YOUR TASK → Return each line of the data below that contains the string "Products".
════════════════════
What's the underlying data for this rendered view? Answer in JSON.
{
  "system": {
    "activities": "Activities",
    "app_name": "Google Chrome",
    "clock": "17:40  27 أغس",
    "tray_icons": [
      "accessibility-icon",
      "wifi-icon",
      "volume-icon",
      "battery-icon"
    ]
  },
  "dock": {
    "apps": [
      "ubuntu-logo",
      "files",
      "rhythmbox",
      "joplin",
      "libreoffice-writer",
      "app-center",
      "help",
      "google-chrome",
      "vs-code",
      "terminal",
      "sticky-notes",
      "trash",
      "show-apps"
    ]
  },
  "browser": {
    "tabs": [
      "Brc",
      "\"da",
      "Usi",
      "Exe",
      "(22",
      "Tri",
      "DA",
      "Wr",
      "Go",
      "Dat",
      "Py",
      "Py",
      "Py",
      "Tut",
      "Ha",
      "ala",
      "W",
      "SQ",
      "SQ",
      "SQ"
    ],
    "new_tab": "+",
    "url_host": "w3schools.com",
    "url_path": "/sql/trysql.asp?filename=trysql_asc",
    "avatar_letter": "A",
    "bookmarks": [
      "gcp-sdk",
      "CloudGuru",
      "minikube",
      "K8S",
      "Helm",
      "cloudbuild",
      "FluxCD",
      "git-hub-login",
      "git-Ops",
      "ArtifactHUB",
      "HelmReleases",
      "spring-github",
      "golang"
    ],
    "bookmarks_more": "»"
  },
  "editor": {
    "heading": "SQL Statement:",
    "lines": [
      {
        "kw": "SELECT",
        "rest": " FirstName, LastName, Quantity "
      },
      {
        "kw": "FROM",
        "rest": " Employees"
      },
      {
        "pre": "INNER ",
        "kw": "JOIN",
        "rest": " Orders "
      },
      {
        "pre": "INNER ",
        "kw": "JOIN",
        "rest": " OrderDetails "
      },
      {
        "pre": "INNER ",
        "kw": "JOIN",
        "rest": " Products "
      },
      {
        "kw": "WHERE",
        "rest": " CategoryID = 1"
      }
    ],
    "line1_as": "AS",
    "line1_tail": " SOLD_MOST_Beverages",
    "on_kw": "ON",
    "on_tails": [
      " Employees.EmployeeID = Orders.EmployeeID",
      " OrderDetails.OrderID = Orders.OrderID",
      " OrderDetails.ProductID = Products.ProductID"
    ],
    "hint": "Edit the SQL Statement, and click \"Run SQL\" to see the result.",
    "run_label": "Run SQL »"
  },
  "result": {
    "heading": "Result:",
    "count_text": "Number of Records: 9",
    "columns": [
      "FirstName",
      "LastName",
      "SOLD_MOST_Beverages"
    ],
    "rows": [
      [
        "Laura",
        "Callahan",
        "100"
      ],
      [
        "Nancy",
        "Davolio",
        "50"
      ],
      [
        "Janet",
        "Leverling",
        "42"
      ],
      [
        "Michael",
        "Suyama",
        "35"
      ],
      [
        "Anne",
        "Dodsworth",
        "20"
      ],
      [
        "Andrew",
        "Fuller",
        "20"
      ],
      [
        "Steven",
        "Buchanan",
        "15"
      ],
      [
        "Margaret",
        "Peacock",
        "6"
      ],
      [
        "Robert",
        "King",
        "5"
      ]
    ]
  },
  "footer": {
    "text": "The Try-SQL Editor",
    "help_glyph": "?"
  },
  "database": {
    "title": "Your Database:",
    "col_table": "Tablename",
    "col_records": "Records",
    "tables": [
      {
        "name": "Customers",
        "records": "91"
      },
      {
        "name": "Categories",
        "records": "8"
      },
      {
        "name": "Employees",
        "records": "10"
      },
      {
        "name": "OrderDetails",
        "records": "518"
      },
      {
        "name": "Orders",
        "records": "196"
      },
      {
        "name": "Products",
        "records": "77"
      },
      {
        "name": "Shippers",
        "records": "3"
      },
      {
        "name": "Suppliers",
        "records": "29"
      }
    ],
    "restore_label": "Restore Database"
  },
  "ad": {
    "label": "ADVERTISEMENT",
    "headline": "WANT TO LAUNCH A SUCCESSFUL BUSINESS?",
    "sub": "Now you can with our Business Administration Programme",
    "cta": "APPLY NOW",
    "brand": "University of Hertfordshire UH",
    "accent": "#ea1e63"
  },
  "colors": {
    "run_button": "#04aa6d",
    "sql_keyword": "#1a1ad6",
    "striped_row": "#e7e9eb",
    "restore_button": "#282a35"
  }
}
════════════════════
RESULT BELOW →
        "rest": " Products "
      " OrderDetails.ProductID = Products.ProductID"
        "name": "Products",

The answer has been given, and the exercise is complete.